At a time when our society, and schools in particular, are attempting to eradicate bullying and the accompanying violence, it is mind-boggling that a legislator wants to expand the ability of Kansas schools and beyond to spank children — up to age 18. The expanded discipline is counter to what is considered child abuse or cruel and abusive in other sectors of life, which is why the legislation also amends statutes on battery, child abuse and related charges involving parents, step-parents, legal guardians and those who have written permission from the parent to use corporal punishment.
Despite the potential for school districts to expand their latitude to use physical violence, school superintendents in Franklin County said their policies won’t change. Why? Because hitting begets more hitting and educators and school administrators are doing all they can to mitigate such violence and other possible bullying. It is unlikely any teacher’s union would want to expose its membership to the kind of liability that would accompany such a change either. After all, one would have to consider where said spanking would occur — in front of the class, in a special spanking room, etc. And exactly what does any of this accomplish?
Using violence for conflict resolution doesn’t make any more sense for kids than it does for adults. Spanking, while sometimes utilized by parents, is bad policy for schools and should not be re-established as standard operating procedure at schools. To go back to inciting children to follow rules simply out of fear, rather than because of a need to follow rules cultivated through self-discipline, sends entirely the wrong message to children. Sadly this authoritarian perspective looks past all the positive ways teachers and parents can and do discipline children, helping them learn to distinguish right from wrong and good decisions from bad decisions.
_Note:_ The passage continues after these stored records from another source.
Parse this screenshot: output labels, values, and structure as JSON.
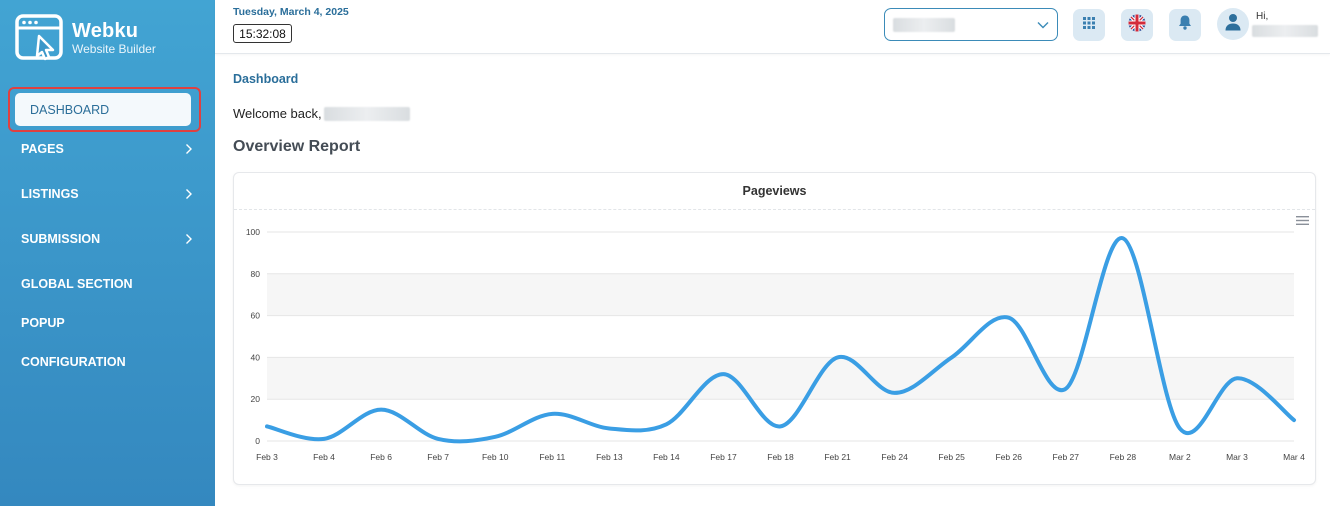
{
  "app": {
    "logo_title": "Webku",
    "logo_subtitle": "Website Builder"
  },
  "sidebar": {
    "items": [
      {
        "label": "DASHBOARD",
        "active": true,
        "has_chevron": false
      },
      {
        "label": "PAGES",
        "active": false,
        "has_chevron": true
      },
      {
        "label": "LISTINGS",
        "active": false,
        "has_chevron": true
      },
      {
        "label": "SUBMISSION",
        "active": false,
        "has_chevron": true
      },
      {
        "label": "GLOBAL SECTION",
        "active": false,
        "has_chevron": false
      },
      {
        "label": "POPUP",
        "active": false,
        "has_chevron": false
      },
      {
        "label": "CONFIGURATION",
        "active": false,
        "has_chevron": false
      }
    ]
  },
  "header": {
    "date": "Tuesday, March 4, 2025",
    "time": "15:32:08",
    "greeting": "Hi,",
    "icons": [
      "apps-grid-icon",
      "uk-flag-icon",
      "bell-icon",
      "user-avatar-icon"
    ]
  },
  "main": {
    "breadcrumb": "Dashboard",
    "welcome": "Welcome back,",
    "section_title": "Overview Report",
    "chart_title": "Pageviews"
  },
  "colors": {
    "sidebar_top": "#42a4d3",
    "sidebar_bottom": "#3488bf",
    "accent": "#2a6e9a",
    "line": "#3a9ee4"
  },
  "chart_data": {
    "type": "line",
    "title": "Pageviews",
    "xlabel": "",
    "ylabel": "",
    "categories": [
      "Feb 3",
      "Feb 4",
      "Feb 6",
      "Feb 7",
      "Feb 10",
      "Feb 11",
      "Feb 13",
      "Feb 14",
      "Feb 17",
      "Feb 18",
      "Feb 21",
      "Feb 24",
      "Feb 25",
      "Feb 26",
      "Feb 27",
      "Feb 28",
      "Mar 2",
      "Mar 3",
      "Mar 4"
    ],
    "series": [
      {
        "values": [
          7,
          1,
          15,
          1,
          2,
          13,
          6,
          8,
          32,
          7,
          40,
          23,
          40,
          59,
          25,
          97,
          6,
          30,
          10
        ]
      }
    ],
    "yticks": [
      0,
      20,
      40,
      60,
      80,
      100
    ],
    "ylim": [
      0,
      100
    ],
    "grid": true,
    "legend": "none"
  }
}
Spare the rod and spoil the child might be a popular saying, but it clearly isn’t the only or the best way to teach kids about consequences and accountability. This bill should remain in permanent time-out.
— Jeanny Sharp,